In short, Tunisia is on the brink. And much like the Arab Spring it launched in 2010, Tunisia’s success or failure will resonate well beyond North Africa.
That year, twenty-six-year-old Tunisian street vendor Mohamed Bouazizi lit himself on fire on a busy Tunis street and triggered an awakening across the Arab world that toppled governments in Tunisia, Egypt, Libya and Yemen. Protests among the largest in recorded history led to concessions in another dozen countries.
Today, Egypt’s democratic experiment is considered a failure and places like Libya and Syria have descended into civil war. But Tunisia stands out as a modest democratic success. Its new progressive constitution and parliamentary system are popular. A free and fair election in 2014 gave the presidency to consensus-driven Beji Caid Essebsi.
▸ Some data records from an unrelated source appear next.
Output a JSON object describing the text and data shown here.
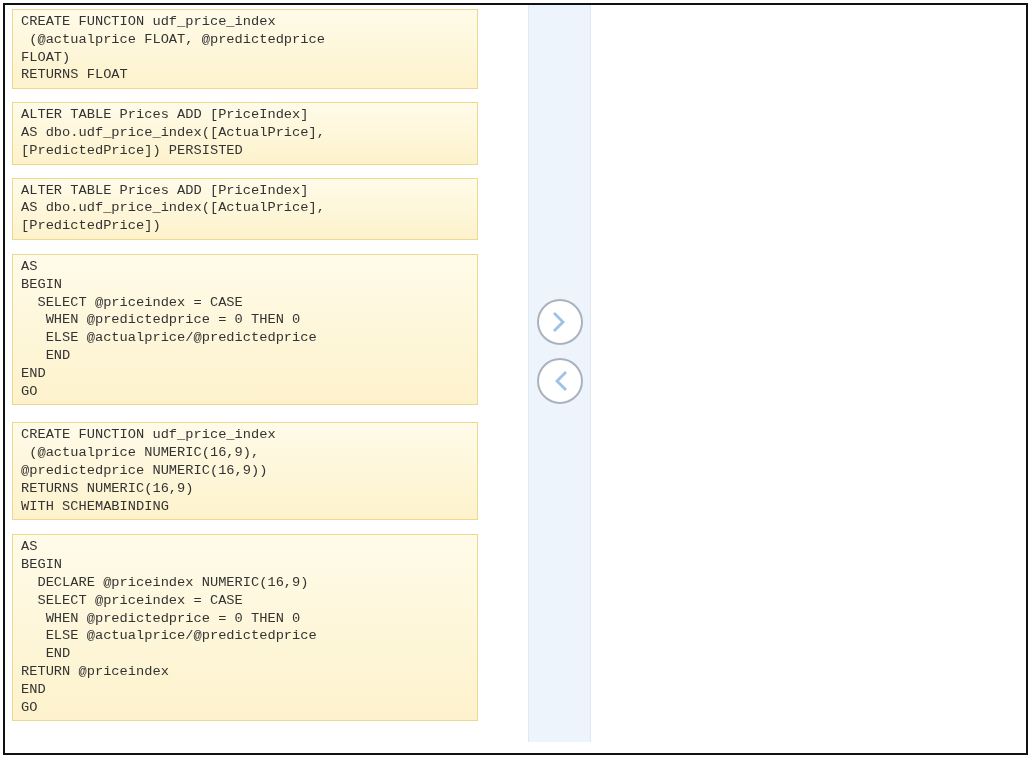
{
  "answer_choices": [
    {
      "code": "CREATE FUNCTION udf_price_index\n (@actualprice FLOAT, @predictedprice\nFLOAT)\nRETURNS FLOAT"
    },
    {
      "code": "ALTER TABLE Prices ADD [PriceIndex]\nAS dbo.udf_price_index([ActualPrice],\n[PredictedPrice]) PERSISTED"
    },
    {
      "code": "ALTER TABLE Prices ADD [PriceIndex]\nAS dbo.udf_price_index([ActualPrice],\n[PredictedPrice])"
    },
    {
      "code": "AS\nBEGIN\n  SELECT @priceindex = CASE\n   WHEN @predictedprice = 0 THEN 0\n   ELSE @actualprice/@predictedprice\n   END\nEND\nGO"
    },
    {
      "code": "CREATE FUNCTION udf_price_index\n (@actualprice NUMERIC(16,9),\n@predictedprice NUMERIC(16,9))\nRETURNS NUMERIC(16,9)\nWITH SCHEMABINDING"
    },
    {
      "code": "AS\nBEGIN\n  DECLARE @priceindex NUMERIC(16,9)\n  SELECT @priceindex = CASE\n   WHEN @predictedprice = 0 THEN 0\n   ELSE @actualprice/@predictedprice\n   END\nRETURN @priceindex\nEND\nGO"
    }
  ]
}
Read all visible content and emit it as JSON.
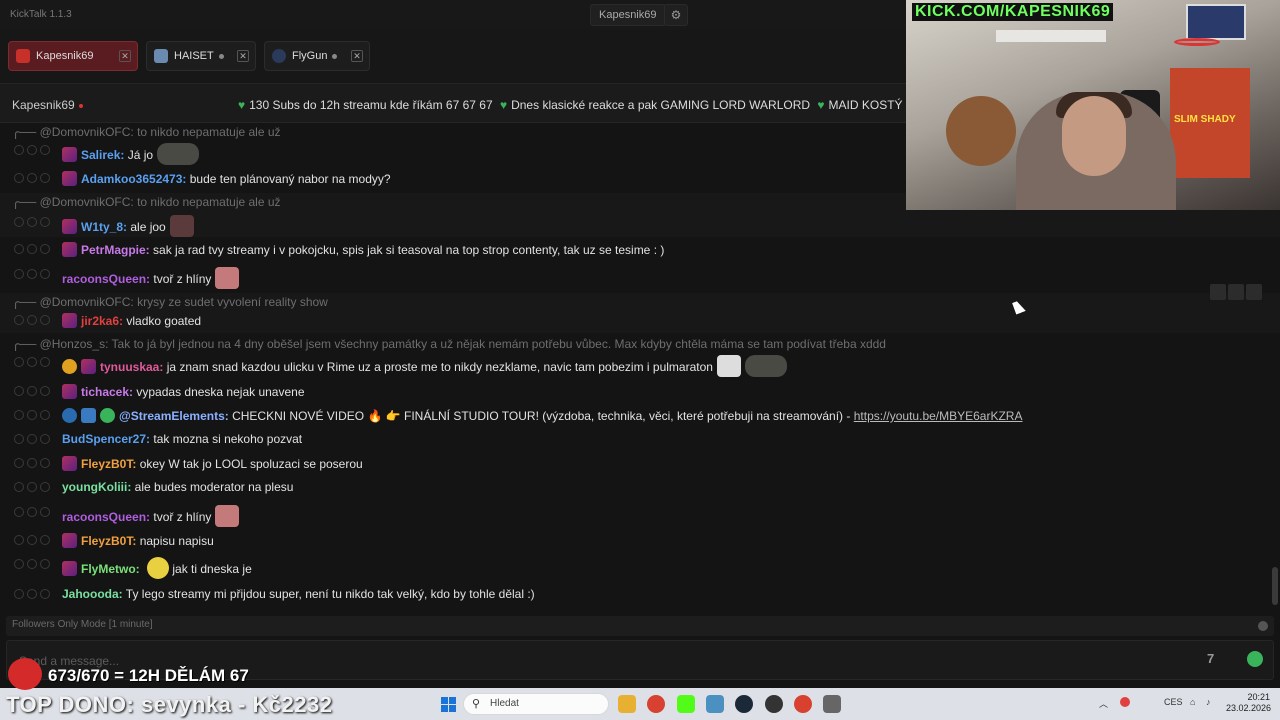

And the Islamist party is at least paying lip service to the separation of politics and religion (though its actions tell a different story).
These milestones have helped to make Tunisia the most democratic country in the Arab world. Coupled with an outspoken civil society, very high literacy rates and legal protections for women, Tunisia has the ingredients for a pluralist, highly functioning society. Its rich cultural heritage and warm Mediterranean climate add instant appeal.
It is no wonder so many Tunisians are impatient. Their country’s many attributes have yet to spur meaningful economic growth, held back by the well-rooted perception of the country as unsafe. Only after an unrelenting security protocol—at the Bardo, at the beach, downtown and at the airports—will Tunisia achieve security and, by extension, its economic due.
Michael Inganamort is managing principal at ASG Advisors. He has traveled with bipartisan delegations from the American Council of Young Political Leaders to North Africa and Central America.
Image: Flag of Tunisia. Flickr/@djou